The return of low temperatures raises your dependence on home heating equipment every fall. If your furnace isn’t working properly, it might grow to be a fire hazard and threaten your family’s safety.
As stated by the National Fire Protection Association (NFPA), heating equipment is a leading source of home fires, contributing to nearly 50,000 blazes, 500 civilian deaths and more than $1 billion in direct property damage annually. Space heaters and fireplaces generate most of the fires concerning heating equipment, but central heaters, like furnaces, are responsible for about 12% of these blazes. Learn more about the most likely causes of furnace fires and how to minimize them.
Causes of Furnace Fires
Older furnaces are more exposed to safety concerns because they could be configured differently and slide into disrepair through the years. Nevertheless, whether your furnace is more than a decade old or brand new, you should know about these causes of furnace fires.
An Overheated Motor
A furnace motor can overheat in different ways. Here are the main risks:
- A clogged filter can block airflow and cause the motor to work longer. At some point, the motor may overheat, increasing the risk of fire.
- Dirt can gather around and coat the motor, forcing it to hold heat, which can cause a fire.

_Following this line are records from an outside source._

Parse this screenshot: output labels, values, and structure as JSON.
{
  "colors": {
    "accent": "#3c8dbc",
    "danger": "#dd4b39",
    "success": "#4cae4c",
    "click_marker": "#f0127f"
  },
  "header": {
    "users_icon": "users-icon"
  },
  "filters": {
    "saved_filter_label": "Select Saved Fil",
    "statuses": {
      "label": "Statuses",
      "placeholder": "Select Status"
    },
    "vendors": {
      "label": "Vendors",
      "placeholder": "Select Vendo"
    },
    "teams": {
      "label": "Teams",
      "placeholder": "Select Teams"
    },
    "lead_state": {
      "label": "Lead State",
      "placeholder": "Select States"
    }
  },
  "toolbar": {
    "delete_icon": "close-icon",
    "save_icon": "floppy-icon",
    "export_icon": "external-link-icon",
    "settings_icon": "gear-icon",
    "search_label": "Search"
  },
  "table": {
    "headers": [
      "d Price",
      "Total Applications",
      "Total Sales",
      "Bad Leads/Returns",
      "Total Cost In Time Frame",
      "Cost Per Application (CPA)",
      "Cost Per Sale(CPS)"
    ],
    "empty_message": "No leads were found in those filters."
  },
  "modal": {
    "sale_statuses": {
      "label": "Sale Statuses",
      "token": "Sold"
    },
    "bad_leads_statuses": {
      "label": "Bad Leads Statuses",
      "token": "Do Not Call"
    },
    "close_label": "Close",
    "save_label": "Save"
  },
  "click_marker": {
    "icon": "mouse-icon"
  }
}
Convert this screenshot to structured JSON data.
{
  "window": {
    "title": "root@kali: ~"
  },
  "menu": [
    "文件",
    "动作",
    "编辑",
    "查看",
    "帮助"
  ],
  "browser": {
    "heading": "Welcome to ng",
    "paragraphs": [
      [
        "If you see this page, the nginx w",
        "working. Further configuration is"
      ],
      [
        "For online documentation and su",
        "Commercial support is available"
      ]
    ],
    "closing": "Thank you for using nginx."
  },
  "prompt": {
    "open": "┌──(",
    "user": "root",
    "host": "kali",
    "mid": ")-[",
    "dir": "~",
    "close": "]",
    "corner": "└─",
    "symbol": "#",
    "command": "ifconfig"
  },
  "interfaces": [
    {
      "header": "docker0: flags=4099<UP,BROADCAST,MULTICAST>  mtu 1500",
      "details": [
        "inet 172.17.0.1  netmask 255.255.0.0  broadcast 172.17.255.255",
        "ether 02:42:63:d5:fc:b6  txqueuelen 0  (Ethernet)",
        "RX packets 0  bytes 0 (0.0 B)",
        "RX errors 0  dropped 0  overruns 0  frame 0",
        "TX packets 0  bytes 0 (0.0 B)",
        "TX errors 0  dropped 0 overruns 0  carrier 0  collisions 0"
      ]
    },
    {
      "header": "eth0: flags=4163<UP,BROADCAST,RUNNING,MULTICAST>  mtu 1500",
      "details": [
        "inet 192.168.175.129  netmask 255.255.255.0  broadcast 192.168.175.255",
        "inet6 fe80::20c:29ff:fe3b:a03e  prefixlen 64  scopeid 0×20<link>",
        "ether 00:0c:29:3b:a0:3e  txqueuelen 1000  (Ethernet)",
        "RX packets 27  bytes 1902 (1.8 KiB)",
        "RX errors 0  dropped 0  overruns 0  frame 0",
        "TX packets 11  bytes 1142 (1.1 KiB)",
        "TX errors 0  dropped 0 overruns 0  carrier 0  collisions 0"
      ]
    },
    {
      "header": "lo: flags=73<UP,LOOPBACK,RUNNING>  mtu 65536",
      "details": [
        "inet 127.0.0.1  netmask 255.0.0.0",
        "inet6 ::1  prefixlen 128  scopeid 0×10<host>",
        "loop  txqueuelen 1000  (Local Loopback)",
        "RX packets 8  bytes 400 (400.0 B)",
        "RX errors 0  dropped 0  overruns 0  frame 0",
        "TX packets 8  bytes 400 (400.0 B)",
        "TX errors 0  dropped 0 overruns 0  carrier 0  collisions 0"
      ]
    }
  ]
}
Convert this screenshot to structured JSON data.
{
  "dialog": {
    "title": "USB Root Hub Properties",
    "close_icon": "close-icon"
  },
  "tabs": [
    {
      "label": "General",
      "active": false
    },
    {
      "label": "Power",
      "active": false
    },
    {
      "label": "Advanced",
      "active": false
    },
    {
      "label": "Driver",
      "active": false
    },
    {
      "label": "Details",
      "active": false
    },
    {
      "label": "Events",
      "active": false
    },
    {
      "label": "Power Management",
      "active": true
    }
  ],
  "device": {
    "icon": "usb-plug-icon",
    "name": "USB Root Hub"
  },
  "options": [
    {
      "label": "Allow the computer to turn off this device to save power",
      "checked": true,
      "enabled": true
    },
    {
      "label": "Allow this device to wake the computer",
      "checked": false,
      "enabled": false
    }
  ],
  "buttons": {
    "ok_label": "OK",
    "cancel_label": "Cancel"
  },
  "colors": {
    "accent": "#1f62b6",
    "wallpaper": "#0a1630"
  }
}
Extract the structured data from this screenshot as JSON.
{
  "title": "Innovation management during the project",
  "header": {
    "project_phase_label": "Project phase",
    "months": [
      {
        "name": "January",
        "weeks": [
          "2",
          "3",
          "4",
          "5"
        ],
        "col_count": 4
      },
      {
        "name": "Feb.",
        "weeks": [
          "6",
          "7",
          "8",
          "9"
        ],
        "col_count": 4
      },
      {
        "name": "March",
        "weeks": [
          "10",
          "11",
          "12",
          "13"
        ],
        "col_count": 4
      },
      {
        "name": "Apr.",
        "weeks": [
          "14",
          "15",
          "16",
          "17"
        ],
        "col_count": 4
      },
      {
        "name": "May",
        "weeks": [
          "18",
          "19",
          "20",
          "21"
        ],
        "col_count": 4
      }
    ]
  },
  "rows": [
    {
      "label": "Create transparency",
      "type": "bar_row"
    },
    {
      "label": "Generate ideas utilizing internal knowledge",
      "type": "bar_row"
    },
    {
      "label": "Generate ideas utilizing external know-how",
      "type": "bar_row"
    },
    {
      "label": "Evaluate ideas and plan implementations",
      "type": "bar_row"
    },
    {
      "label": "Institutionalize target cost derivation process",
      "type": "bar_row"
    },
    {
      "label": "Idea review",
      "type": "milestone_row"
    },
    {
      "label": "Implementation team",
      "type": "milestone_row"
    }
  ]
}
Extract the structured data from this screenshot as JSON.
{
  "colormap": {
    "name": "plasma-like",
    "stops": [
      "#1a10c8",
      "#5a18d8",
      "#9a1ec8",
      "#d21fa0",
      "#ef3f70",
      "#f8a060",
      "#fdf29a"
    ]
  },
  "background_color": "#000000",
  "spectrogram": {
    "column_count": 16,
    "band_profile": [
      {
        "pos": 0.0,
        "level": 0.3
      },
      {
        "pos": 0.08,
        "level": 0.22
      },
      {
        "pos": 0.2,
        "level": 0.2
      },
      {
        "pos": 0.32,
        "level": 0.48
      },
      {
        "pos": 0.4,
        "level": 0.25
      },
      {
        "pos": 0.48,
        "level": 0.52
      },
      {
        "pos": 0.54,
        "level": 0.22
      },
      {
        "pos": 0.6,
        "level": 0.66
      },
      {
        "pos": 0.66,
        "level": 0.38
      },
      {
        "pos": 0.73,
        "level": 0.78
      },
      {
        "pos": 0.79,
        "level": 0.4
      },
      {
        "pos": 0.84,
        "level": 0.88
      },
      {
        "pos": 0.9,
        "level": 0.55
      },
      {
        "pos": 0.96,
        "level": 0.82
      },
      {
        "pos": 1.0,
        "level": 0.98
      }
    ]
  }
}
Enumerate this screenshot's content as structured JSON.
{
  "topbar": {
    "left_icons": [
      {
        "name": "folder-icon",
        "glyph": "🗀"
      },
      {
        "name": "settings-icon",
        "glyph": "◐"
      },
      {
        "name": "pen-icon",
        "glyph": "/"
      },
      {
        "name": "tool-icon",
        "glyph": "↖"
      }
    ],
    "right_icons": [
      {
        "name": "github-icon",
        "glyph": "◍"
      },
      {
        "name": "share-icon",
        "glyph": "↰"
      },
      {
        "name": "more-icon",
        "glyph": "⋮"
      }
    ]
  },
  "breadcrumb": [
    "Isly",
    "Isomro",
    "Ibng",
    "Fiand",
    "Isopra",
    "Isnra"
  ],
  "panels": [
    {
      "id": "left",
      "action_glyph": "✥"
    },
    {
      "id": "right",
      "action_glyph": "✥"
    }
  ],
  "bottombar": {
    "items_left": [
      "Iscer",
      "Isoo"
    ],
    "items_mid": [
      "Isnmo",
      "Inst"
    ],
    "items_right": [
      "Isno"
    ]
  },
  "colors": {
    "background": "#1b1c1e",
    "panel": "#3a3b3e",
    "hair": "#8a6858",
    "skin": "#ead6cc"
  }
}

- Exposed or corroded wiring can cause the voltage to get too high, increasing the risk of an electrical fire.
- Exceedingly tight or worn motor bearings can heat up when the furnace starts. Without the appropriate lubrication, the bearings can eventually light on fire.
Obstructed Furnace Flue
Yard debris, animal nests and other materials can obstruct the furnace flue, lowering oxygen. This causes soot buildup and improper ventilation, lowering efficiency and raising the risk of flame rollout. Flame rollout is when fire reaches past the heat exchanger and burns the parts in your furnace. If this problem continues, your heating equipment could be severely damaged, and the fire could spread to areas outside the furnace.
Obstructed Heat Exchanger
The heat exchanger is a sealed combustion chamber where the heat produced by your furnace transfers to the air circulating through your home. A heat exchanger clogged up with soot or corrosion has the same result as a blocked furnace flue—reduced performance and an increased risk of flame rollout.
Cracked Heat Exchanger
Various problems can take place if corrosion cracks the heat exchanger. First, it affects suction in this chamber, resulting in less airflow and increased flame rollout. Second, it emits fumes, such as carbon monoxide, into your home. Inhaling CO gas can be lethal, so never dismiss your carbon monoxide alarms. CO gas can also return to the source of the leak and ignite if a flame is present.
Inadequate Gas Pressure
Furnaces require an accurate combination of natural gas and air to ensure safe and efficient combustion. Too little pressure is often because of clogged burner orifices. This problem makes the burner flames more likely to roll out. It also produces unwanted condensation within the heat exchanger, increasing the rate of corrosion.
Conversely, high gas pressure can lead to excessive heat in the furnace, which can cause the soot inside the heat exchanger to combust. Such fires can quickly spread to other areas.
How to Prevent Furnace Fires
Based on the listed ways a furnace can combust, here are the steps you can take to avoid furnace fires:
- Replace the air filter consistently: Check the filter monthly and change it when it appears dirty or every three months, whichever comes first.
- Check the furnace flue: Examine the exterior vent for obstructions and take care of any you find.
- Don’t keep combustible items around the furnace: Things such as cardboard boxes, paper, clothing and other combustibles should be kept at a minimum 3 feet away from the furnace and all other heating equipment.
- Put in a flame rollout switch: This safety device recognizes if a fire or hot exhaust gases are inside your furnace’s burner compartment. If the rollout switch triggers, have your furnace inspected promptly to diagnose and repair the problem before it results in a furnace fire.
- Request annual furnace maintenance: It isn’t always easy to tell if your furnace is operating unsafely. Whether you notice warning signs or not, remember furnace maintenance every fall.
Schedule Furnace Services Today
Is it time for your yearly tune-up? Do you need help taking care of a problem with your furnace? Whatever the case, Golden Seal Service Experts is here for you. Our HVAC experts can inspect, clean and test the system to guarantee safe operation. If anything looks out of place, we’ll suggest a repair or a modification, giving you peace of mind that your furnace is unlikely to catch fire. For more info or to schedule furnace maintenance, please contact your local Golden Seal Service Experts office